• [Work item]:
Pull every line of the entries that has the word "name".

• [Given records]:
++++++++
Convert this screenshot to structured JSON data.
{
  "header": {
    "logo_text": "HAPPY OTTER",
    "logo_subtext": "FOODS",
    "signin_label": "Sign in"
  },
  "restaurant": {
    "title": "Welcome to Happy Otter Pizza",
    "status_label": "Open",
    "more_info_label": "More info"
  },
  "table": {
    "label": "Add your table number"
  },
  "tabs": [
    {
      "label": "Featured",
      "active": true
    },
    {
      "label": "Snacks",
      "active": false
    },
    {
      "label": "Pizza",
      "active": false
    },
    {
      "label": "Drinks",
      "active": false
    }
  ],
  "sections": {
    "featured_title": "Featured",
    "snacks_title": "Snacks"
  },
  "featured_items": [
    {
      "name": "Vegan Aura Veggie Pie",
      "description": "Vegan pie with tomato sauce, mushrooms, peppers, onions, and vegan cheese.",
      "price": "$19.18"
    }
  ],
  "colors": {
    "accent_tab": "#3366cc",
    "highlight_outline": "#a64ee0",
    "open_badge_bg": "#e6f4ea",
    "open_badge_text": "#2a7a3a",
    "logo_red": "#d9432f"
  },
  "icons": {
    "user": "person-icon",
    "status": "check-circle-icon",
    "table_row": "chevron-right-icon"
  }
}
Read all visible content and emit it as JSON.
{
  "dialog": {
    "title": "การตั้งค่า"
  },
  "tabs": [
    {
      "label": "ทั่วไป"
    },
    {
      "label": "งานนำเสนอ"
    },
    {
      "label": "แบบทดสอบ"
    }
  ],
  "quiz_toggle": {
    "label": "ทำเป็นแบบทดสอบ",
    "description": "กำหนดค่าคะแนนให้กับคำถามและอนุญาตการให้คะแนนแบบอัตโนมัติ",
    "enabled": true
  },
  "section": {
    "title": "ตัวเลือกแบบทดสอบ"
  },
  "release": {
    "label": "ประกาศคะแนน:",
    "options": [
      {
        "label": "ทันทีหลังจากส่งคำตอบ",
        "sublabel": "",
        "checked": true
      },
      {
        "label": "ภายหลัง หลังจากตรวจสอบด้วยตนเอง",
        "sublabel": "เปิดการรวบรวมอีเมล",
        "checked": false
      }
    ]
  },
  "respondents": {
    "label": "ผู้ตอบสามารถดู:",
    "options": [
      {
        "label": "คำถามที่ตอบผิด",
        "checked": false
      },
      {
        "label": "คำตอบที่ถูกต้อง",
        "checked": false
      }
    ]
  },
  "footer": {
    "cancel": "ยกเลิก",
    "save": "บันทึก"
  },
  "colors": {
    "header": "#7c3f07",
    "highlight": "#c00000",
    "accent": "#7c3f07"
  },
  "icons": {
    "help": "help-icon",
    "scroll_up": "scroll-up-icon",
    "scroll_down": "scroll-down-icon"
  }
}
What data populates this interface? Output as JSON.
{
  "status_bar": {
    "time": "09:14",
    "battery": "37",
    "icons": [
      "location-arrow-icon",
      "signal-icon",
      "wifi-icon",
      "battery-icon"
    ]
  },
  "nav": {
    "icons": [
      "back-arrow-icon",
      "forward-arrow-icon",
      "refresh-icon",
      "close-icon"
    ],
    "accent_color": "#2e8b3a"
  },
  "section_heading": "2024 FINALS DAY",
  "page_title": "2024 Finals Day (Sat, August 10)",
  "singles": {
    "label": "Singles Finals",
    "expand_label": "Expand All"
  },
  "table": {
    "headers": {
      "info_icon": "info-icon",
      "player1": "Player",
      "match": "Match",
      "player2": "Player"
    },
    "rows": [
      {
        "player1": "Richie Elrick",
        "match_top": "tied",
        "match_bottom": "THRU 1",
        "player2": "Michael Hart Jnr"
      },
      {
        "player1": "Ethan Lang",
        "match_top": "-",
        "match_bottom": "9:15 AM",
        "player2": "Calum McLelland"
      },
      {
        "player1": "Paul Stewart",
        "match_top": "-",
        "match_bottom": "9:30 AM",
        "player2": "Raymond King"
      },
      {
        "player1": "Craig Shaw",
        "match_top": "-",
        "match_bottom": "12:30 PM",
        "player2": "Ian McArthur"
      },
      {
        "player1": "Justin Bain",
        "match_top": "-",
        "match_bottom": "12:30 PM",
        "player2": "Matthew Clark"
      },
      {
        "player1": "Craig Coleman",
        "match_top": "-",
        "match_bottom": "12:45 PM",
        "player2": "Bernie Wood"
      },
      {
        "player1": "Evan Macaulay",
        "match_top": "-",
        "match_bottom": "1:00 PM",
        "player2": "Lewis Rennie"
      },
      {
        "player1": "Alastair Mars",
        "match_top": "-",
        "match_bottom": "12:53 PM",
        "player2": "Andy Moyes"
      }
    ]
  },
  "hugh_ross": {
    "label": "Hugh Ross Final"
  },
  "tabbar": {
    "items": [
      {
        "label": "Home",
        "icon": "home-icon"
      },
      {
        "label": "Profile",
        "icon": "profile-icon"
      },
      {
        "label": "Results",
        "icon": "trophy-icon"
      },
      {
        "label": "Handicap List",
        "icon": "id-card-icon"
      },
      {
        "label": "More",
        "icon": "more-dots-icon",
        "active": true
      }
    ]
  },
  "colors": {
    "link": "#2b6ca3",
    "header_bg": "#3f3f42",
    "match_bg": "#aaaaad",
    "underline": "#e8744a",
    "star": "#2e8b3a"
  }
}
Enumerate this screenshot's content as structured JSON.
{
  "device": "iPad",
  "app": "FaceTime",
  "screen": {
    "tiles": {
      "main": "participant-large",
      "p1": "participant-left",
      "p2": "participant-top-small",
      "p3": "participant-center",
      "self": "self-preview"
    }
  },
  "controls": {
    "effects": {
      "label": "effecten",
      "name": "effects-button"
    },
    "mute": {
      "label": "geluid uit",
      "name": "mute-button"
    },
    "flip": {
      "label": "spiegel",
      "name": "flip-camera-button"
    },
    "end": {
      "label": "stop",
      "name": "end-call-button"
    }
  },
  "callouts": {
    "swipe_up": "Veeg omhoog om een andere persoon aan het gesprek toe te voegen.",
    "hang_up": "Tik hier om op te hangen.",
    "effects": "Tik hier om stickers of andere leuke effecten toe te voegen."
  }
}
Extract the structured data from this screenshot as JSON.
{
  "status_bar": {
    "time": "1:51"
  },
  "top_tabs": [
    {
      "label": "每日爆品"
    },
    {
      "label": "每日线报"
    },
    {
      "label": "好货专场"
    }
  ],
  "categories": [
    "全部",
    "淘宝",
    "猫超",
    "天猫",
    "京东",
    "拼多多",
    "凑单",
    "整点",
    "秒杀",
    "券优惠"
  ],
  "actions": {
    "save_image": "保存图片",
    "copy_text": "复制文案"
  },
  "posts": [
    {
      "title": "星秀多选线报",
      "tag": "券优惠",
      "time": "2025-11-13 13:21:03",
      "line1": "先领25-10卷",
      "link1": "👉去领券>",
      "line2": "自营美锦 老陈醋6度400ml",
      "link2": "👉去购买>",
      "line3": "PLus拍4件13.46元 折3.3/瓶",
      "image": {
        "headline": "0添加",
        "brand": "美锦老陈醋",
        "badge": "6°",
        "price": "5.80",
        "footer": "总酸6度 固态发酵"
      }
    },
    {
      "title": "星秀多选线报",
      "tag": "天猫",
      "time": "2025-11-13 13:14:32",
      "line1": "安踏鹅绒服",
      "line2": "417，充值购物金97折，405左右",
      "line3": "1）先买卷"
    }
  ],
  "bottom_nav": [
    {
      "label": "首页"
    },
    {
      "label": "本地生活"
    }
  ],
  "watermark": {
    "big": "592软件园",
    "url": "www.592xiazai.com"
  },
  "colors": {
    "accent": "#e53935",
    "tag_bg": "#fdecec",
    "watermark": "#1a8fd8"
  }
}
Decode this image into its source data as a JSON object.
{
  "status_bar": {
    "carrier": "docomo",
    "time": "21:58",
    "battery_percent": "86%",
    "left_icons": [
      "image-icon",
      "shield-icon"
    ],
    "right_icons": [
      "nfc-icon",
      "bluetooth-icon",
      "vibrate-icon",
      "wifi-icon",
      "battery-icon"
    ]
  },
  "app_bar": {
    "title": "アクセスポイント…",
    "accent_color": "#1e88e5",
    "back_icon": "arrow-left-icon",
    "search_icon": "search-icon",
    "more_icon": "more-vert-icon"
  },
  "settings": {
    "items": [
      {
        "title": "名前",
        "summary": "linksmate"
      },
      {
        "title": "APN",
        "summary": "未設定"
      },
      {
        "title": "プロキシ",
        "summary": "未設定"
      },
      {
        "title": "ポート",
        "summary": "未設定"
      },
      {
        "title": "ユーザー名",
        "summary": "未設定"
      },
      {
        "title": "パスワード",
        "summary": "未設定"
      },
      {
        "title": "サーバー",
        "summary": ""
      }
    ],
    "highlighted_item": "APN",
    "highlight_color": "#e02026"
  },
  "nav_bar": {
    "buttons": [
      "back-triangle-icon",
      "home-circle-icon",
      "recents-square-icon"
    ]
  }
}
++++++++
• [Response to this exercise]:
      "name": "Vegan Aura Veggie Pie",
      "name": "effects-button"
      "name": "mute-button"
      "name": "flip-camera-button"
      "name": "end-call-button"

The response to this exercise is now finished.